Hold the cold milk compress against the affected area for three minutes, then re-soak it with milk and re-apply for three more minutes. Soak one more time, and re-apply the compress for a final three minutes.
Rinse your skin thoroughly with cool water, then pat dry gently with a soft towel and apply a commercial emollient that contains urea or lactic acid. According to "The Doctor's Book of Home Remedies," these work best to control itching. The National Eczema Society cautions that your emollient should be in the form of a cream or lotion, not an ointment; the latter, due to its greasiness, could aggravate weeping eczema. Apply the emollient lotion or cream gently, following the direction of the hair growth, and never rub forcefully; this can promote itching and block hair follicles.
Repeat the cold milk compress several times a day for best results.

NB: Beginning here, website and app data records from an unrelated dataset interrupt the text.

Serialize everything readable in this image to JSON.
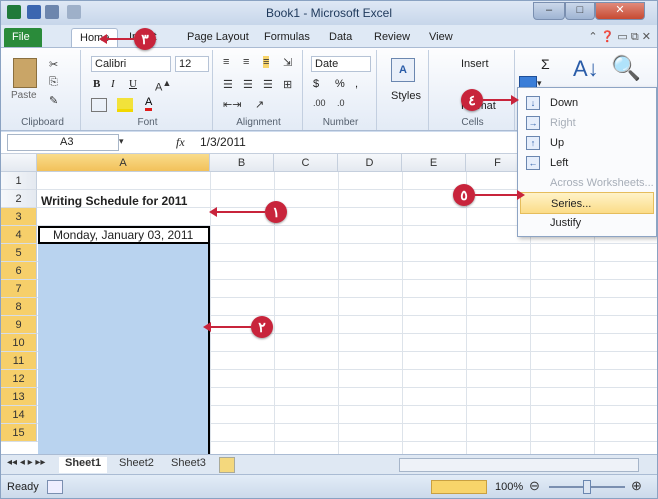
{
  "window": {
    "title": "Book1 - Microsoft Excel",
    "minimize": "–",
    "maximize": "□",
    "close": "✕"
  },
  "tabs": [
    "File",
    "Home",
    "Insert",
    "Page Layout",
    "Formulas",
    "Data",
    "Review",
    "View"
  ],
  "ribbon": {
    "clipboard": {
      "label": "Clipboard",
      "paste": "Paste"
    },
    "font": {
      "label": "Font",
      "name": "Calibri",
      "size": "12",
      "bold": "B",
      "italic": "I",
      "underline": "U"
    },
    "alignment": {
      "label": "Alignment"
    },
    "number": {
      "label": "Number",
      "format": "Date",
      "currency": "$",
      "percent": "%",
      "comma": ","
    },
    "styles": {
      "label": "Styles"
    },
    "cells": {
      "label": "Cells",
      "insert": "Insert",
      "format": "Format"
    },
    "editing": {
      "sum": "Σ",
      "sort": "Sort & Filter",
      "find": "Find &"
    }
  },
  "formula_bar": {
    "name_box": "A3",
    "fx": "fx",
    "value": "1/3/2011"
  },
  "columns": [
    "A",
    "B",
    "C",
    "D",
    "E",
    "F"
  ],
  "rows": [
    "1",
    "2",
    "3",
    "4",
    "5",
    "6",
    "7",
    "8",
    "9",
    "10",
    "11",
    "12",
    "13",
    "14",
    "15"
  ],
  "cells": {
    "A2": "Writing Schedule for 2011",
    "A3": "Monday, January 03, 2011"
  },
  "fill_menu": {
    "items": [
      {
        "label": "Down",
        "icon": "fill-down-icon",
        "enabled": true
      },
      {
        "label": "Right",
        "icon": "fill-right-icon",
        "enabled": false
      },
      {
        "label": "Up",
        "icon": "fill-up-icon",
        "enabled": true
      },
      {
        "label": "Left",
        "icon": "fill-left-icon",
        "enabled": true
      },
      {
        "label": "Across Worksheets...",
        "icon": "",
        "enabled": false
      },
      {
        "label": "Series...",
        "icon": "",
        "enabled": true
      },
      {
        "label": "Justify",
        "icon": "",
        "enabled": true
      }
    ]
  },
  "sheets": [
    "Sheet1",
    "Sheet2",
    "Sheet3"
  ],
  "status": {
    "ready": "Ready",
    "zoom": "100%"
  },
  "callouts": [
    "١",
    "٢",
    "٣",
    "٤",
    "٥"
  ],
  "colors": {
    "accent": "#c8243b",
    "selection": "#b9d3ef",
    "header_selected": "#f6cf6a"
  }
}
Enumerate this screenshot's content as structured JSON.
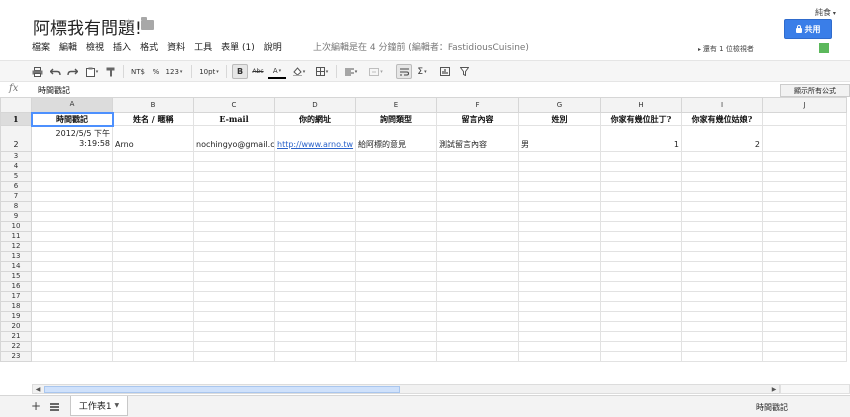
{
  "header": {
    "title": "阿標我有問題!",
    "user": "純食",
    "share_label": "共用",
    "last_edit": "上次編輯是在 4 分鐘前 (編輯者：FastidiousCuisine)",
    "viewer_note": "還有 1 位檢視者"
  },
  "menu": [
    "檔案",
    "編輯",
    "檢視",
    "插入",
    "格式",
    "資料",
    "工具",
    "表單 (1)",
    "說明"
  ],
  "toolbar": {
    "currency": "NT$",
    "percent": "%",
    "format_123": "123",
    "font_size": "10pt",
    "bold": "B",
    "abc": "Abc",
    "text_color": "A",
    "sigma": "Σ"
  },
  "formula_bar": {
    "fx": "fx",
    "content": "時間戳記",
    "show_formulas": "顯示所有公式"
  },
  "sheet": {
    "columns": [
      "A",
      "B",
      "C",
      "D",
      "E",
      "F",
      "G",
      "H",
      "I",
      "J"
    ],
    "headers": [
      "時間戳記",
      "姓名 / 暱稱",
      "E-mail",
      "你的網址",
      "詢問類型",
      "留言內容",
      "姓別",
      "你家有幾位肚丁?",
      "你家有幾位姑娘?",
      ""
    ],
    "row2": {
      "date": "2012/5/5 下午",
      "time": "3:19:58",
      "name": "Arno",
      "email": "nochingyo@gmail.com",
      "url": "http://www.arno.tw",
      "type": "給阿標的意見",
      "message": "測試留言內容",
      "gender": "男",
      "q1": "1",
      "q2": "2",
      "j": ""
    },
    "row_numbers": [
      "1",
      "2",
      "3",
      "4",
      "5",
      "6",
      "7",
      "8",
      "9",
      "10",
      "11",
      "12",
      "13",
      "14",
      "15",
      "16",
      "17",
      "18",
      "19",
      "20",
      "21",
      "22",
      "23"
    ]
  },
  "bottom": {
    "add_sheet": "+",
    "sheet_tab": "工作表1",
    "status": "時間戳記"
  }
}
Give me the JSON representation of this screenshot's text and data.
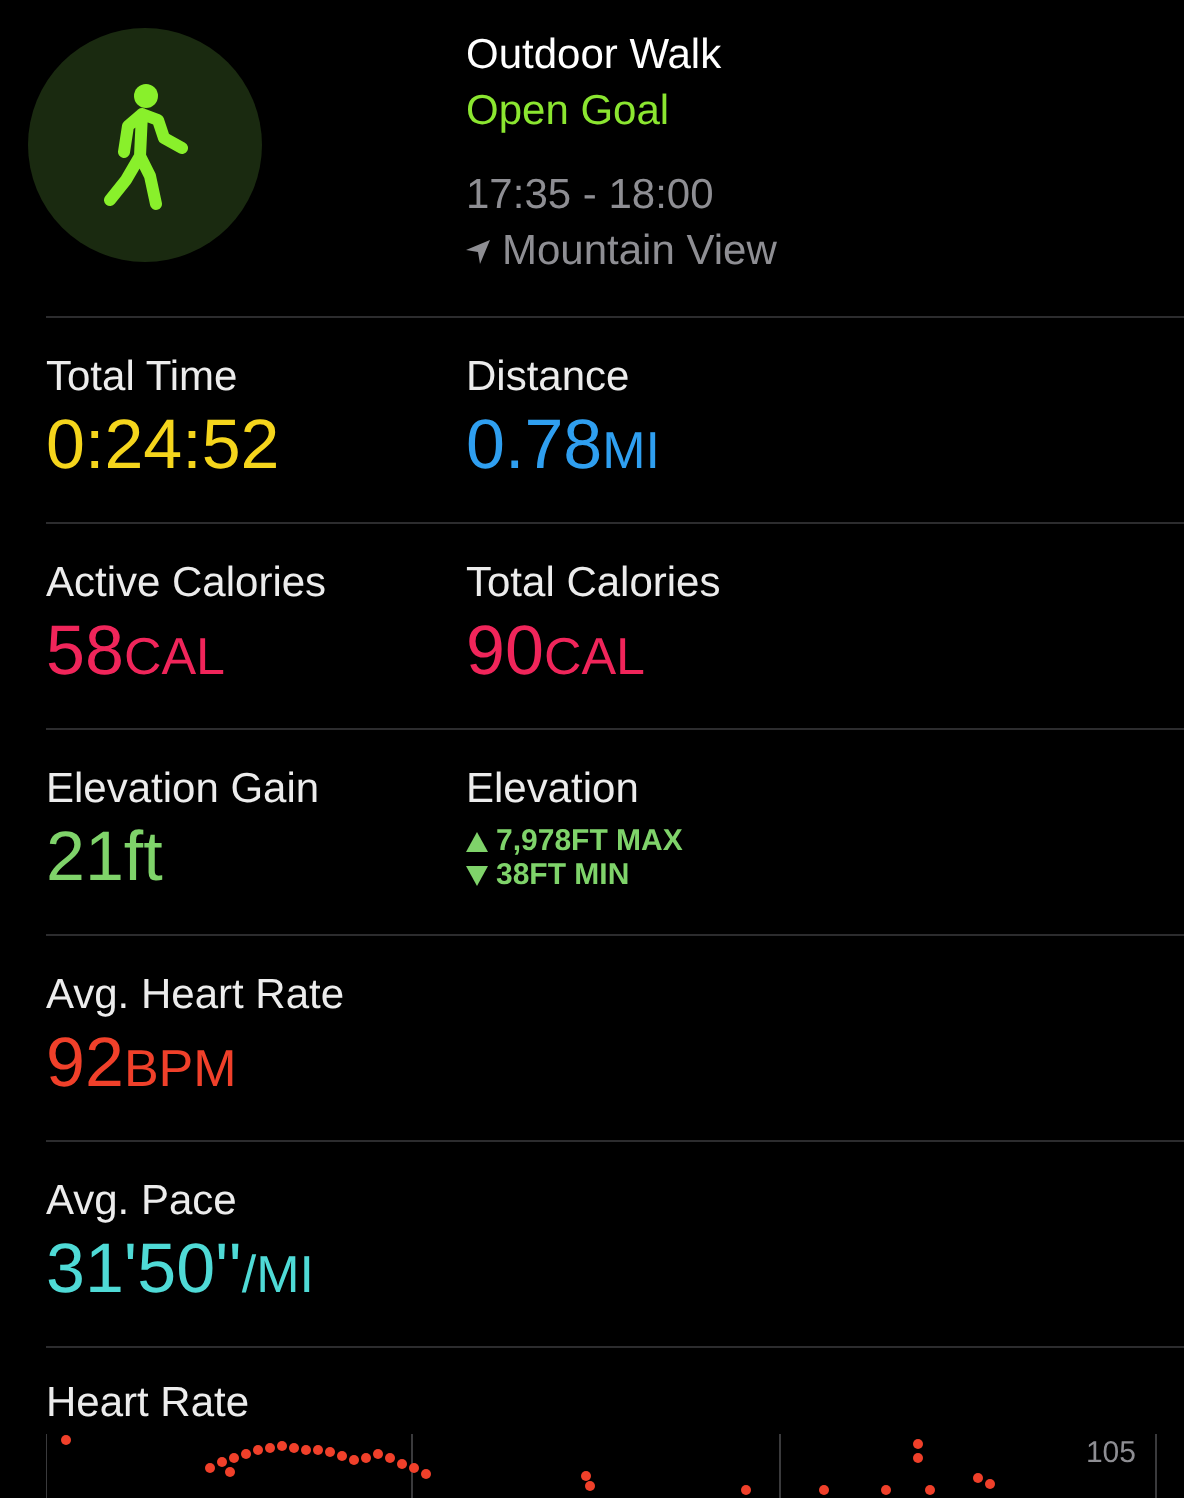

Drink a cup of oolong tea three time a day, if caffeine is not contraindicated for you. The antioxidant polyphenols in the tea may have antiallergic properties. In a clinical study conducted at Shiga University of Medical Science in Japan and published in the January 2001 issue of "Archives of Dermatology," researchers found that 63 percent of patients with atopic dermatitis showed marked to moderate improvement in their condition.